Increasingly each summer, parents are packing up the SUV, squeezing in grandparents and the kids, and hitting the road for an ambitious intergenerational road trip.
But, from flat tires to family squabbles, planning a safe road trip with three generations on board is challenging. Here’s a step-by-step guide to planning your next extended-family excursion.
Step 1: Assess the passengers. Take an inventory of everyone’s interests, their physical abilities and their routines before settling on a destination (do you really want to disrupt a toddler’s sleep schedule? The youngest and oldest in the group offer a good reality check of what’s possible.
Step 2: Pick a “must-do”. Ask each family member to select one “must-do” activity. Everyone will feel like they have a voice in the planning process and will have something to look forward to, including moody teens.
Step 3: Set expectations early. Everyone should know what to expect in terms of stops, activities, etc. If your child needs an early bedtime to keep from getting cranky, be clear about this scheduling need from the start. The same goes for adults. If you’ll need regular Wi-Fi access or will be required to check in with your office, let the family know in advance. You should also establish a set of behavioral guidelines. Who will be the disciplinarian? What are the consequences for misbehavior?
Step 4: Talk about money. Communication can usually ward off money conflicts in a family, and an all-family vacation is no different. Decide where you’ll be cutting costs (4-star or budget hotel?), where you don’t want to, and, most importantly, who will be paying for what.

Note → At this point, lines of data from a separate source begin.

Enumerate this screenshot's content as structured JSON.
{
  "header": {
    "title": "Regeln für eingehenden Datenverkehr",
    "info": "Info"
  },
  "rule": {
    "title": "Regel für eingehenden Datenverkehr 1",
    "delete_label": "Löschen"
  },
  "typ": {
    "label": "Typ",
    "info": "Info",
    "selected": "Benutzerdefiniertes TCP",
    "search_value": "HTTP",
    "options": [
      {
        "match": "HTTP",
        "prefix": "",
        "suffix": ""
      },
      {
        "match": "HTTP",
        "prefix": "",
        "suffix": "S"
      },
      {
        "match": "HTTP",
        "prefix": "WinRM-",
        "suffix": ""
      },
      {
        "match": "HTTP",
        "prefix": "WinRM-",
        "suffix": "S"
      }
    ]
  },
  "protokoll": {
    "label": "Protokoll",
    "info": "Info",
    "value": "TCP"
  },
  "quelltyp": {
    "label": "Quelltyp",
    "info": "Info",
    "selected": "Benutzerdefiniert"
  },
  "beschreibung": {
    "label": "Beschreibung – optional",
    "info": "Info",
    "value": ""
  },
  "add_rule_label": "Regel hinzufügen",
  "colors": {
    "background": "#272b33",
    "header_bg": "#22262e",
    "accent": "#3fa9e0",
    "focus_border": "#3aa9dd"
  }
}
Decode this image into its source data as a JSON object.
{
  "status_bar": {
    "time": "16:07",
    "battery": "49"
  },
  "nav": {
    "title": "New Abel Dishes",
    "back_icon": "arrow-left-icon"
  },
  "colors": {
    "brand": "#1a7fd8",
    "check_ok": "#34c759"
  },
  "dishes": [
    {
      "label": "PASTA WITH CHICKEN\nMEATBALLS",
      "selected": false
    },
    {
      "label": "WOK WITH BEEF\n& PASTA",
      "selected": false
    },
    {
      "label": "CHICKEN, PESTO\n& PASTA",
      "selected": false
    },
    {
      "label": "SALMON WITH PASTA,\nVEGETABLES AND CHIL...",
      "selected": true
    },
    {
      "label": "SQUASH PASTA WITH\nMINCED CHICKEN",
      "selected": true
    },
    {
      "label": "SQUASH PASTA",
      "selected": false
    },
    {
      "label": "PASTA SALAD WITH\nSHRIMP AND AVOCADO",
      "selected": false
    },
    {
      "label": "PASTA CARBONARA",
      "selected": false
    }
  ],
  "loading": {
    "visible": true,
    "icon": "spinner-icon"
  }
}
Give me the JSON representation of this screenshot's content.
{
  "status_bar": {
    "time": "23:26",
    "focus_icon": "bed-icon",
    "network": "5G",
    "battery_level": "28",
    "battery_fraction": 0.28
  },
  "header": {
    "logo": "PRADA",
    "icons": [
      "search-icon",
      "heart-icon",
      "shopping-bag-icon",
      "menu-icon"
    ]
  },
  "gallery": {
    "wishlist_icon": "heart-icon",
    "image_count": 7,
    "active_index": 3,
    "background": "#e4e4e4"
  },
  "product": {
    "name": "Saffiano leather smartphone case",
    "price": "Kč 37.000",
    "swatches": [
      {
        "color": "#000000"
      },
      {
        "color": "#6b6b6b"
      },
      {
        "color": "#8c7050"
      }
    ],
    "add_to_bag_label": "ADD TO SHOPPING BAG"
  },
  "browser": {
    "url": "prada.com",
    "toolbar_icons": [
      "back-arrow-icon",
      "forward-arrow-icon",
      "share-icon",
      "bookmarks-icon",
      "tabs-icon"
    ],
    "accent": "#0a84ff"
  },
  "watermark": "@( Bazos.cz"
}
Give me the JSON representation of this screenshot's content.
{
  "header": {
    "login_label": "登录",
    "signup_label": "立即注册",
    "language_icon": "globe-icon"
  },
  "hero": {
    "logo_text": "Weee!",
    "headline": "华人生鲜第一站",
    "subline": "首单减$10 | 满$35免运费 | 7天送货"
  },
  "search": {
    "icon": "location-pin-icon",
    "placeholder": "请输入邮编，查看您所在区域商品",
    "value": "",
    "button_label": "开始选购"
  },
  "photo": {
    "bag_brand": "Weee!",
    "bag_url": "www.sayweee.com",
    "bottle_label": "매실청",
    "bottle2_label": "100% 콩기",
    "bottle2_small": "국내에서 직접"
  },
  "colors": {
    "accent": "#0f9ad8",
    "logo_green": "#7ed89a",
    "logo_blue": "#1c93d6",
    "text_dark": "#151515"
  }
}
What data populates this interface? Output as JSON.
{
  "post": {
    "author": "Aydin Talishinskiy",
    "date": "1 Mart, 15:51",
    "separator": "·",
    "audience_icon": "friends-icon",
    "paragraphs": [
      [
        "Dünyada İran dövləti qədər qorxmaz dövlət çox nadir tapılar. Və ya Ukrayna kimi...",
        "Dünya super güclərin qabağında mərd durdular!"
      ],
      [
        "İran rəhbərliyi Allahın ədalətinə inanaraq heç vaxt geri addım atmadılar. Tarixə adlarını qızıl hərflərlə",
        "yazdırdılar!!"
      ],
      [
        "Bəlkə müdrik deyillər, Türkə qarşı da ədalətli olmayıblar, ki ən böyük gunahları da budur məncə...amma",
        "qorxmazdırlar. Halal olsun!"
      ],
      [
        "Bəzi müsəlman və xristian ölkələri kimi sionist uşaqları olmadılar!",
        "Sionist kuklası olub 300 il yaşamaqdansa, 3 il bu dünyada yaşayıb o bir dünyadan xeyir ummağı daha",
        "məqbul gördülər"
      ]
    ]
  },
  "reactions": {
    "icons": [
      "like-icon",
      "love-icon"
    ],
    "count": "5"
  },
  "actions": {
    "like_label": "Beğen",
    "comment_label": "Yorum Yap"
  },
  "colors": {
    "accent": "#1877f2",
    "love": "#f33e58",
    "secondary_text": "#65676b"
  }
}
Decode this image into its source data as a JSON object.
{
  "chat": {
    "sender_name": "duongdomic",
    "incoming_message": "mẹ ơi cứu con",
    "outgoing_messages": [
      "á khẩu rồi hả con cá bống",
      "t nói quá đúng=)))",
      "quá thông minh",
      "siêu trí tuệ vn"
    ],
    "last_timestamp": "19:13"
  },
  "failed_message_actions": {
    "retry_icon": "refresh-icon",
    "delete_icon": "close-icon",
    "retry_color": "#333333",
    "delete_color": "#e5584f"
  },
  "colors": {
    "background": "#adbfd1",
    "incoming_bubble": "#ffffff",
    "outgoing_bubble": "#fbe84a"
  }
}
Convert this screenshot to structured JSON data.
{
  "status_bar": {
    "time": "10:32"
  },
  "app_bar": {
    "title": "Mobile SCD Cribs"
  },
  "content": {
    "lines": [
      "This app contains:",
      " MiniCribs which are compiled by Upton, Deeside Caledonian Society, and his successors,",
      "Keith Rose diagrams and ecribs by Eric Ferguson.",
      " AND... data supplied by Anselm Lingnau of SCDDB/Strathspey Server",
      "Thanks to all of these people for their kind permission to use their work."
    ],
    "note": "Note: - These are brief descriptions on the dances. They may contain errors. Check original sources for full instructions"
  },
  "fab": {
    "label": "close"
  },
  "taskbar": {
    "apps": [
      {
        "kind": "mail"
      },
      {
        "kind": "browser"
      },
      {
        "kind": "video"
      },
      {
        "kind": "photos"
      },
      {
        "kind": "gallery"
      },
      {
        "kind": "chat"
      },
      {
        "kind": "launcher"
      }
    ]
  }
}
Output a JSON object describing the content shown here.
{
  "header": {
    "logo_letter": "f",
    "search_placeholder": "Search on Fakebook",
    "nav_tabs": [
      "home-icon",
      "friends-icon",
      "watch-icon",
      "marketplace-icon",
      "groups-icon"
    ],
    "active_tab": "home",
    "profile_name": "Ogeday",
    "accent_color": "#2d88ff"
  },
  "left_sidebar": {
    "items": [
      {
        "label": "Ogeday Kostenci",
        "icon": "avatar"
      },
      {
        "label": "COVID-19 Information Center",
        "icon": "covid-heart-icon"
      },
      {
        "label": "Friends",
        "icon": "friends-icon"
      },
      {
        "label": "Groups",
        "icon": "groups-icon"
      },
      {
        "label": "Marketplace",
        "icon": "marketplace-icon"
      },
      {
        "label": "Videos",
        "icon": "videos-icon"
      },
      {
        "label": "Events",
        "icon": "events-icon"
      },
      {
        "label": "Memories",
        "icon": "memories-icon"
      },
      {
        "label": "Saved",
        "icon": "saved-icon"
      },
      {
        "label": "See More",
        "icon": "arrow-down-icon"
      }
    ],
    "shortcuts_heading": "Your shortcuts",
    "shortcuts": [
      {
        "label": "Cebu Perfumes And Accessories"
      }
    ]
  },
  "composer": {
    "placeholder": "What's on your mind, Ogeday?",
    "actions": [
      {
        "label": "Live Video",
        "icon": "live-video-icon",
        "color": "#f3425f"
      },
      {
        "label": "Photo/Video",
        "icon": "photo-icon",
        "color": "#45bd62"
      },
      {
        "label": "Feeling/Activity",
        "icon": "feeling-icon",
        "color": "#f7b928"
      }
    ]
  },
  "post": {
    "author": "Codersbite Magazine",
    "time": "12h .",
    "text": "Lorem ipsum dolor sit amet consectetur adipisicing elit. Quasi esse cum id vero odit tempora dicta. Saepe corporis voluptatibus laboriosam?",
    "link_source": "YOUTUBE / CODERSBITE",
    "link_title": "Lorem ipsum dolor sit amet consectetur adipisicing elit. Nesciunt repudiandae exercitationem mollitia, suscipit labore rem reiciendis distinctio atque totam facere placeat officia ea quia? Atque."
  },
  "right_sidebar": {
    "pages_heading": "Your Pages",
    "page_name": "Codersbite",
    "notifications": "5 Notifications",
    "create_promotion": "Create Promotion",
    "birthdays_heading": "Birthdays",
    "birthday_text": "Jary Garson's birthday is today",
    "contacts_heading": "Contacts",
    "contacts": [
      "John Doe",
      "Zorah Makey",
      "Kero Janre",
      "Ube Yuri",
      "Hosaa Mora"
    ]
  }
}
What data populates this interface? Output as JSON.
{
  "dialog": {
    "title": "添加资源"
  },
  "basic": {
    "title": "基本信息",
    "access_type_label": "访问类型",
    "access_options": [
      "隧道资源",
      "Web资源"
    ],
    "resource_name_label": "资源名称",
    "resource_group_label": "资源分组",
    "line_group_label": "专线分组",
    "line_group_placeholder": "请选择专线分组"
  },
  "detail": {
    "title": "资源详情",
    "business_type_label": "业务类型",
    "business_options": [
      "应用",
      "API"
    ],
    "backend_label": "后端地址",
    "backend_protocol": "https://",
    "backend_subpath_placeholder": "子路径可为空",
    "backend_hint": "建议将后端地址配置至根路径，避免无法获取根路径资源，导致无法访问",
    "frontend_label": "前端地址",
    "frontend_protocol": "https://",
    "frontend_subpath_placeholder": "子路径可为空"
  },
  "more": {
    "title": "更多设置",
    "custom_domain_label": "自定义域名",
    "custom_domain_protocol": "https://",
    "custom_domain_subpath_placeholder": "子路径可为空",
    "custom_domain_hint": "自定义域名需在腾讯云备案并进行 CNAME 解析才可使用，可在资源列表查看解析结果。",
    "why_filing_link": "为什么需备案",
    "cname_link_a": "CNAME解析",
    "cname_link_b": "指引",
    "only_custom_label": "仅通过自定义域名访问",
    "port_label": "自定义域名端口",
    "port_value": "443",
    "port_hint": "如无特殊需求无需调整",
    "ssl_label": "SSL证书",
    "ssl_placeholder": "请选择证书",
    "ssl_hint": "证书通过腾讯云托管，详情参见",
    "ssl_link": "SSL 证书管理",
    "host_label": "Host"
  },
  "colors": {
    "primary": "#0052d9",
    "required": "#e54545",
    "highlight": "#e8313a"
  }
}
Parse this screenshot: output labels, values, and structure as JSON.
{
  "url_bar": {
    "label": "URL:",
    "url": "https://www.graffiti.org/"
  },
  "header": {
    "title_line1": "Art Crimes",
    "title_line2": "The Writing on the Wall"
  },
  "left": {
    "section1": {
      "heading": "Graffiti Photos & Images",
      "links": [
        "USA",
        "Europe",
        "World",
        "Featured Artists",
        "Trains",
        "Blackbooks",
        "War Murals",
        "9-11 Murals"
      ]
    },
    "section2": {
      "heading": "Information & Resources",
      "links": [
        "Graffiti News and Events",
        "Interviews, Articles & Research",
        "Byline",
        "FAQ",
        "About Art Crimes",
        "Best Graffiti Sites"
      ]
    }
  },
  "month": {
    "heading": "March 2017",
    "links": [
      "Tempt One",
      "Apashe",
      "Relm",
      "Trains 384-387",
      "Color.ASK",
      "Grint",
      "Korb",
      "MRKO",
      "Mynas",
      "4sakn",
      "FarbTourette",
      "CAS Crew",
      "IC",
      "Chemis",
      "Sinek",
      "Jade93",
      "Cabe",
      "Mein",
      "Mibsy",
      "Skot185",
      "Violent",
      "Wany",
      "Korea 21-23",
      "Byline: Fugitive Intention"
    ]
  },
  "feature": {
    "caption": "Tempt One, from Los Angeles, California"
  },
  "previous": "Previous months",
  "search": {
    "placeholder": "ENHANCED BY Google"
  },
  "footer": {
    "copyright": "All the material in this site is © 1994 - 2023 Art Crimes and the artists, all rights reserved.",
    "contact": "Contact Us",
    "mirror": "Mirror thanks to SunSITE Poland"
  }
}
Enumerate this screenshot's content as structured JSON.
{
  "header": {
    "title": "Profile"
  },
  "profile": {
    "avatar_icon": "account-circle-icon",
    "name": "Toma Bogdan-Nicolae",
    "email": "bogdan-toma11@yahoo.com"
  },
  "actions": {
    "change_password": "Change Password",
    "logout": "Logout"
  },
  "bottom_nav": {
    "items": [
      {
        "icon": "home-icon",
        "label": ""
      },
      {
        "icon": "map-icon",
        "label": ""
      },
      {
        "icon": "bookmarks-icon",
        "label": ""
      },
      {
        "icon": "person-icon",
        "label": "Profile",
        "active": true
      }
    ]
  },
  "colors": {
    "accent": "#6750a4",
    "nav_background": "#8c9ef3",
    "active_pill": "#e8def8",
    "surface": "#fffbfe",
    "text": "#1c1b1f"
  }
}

Step 5: Split up activities. Balance kid-friendly activities with historical and cultural attractions for adults. A trip through Virginia, for instance, might include a day at Colonial Williamsburg followed by a day at the neighboring Busch Gardens amusement park. Splitting up activities can also help balance energy levels: while parents and kids hit the amusement park, grandparents might enjoy resting at the hotel and reading.
Step 6: Keep it flexible. Yes, a great road trip starts with great planning. But micro-mapping a trip eliminates spontaneity and crams too many activities into each day. Instead, build in daily “free time” for things like naps, road-side attractions or even a short run.
Step 7: Prepare the car. Prior to hitting the road, take your car in for an oil change, a tune-up and a full cleaning. Stock it with things like water bottles, garbage bags, wet wipes and some entertainment (books, games, DVDs) to prevent kids from causing driving distractions.
Step 8: Upgrade your ride. Close quarters can lead to grumpy passengers. If your budget allows, consider renting a large van or even an RV. Everyone will have more personal space to relax. An RV can also double as a home-away-from-home, which can cut down hotel expenses.
Step 9: Enjoy the journey. Half the fun of a road trip is the spontaneous family sing-alongs or the prospect of retelling stories about getting lost. Patience and a good sense of humor will ensure the memories are ones you’ll want to keep—even if you’d like to forget all the questionable diner food you ate!
Pamela Reyhan is the manager of digital content strategy for Allstate. She loves all things digital, is the mother of twin girls and is a former Diet Coke addict.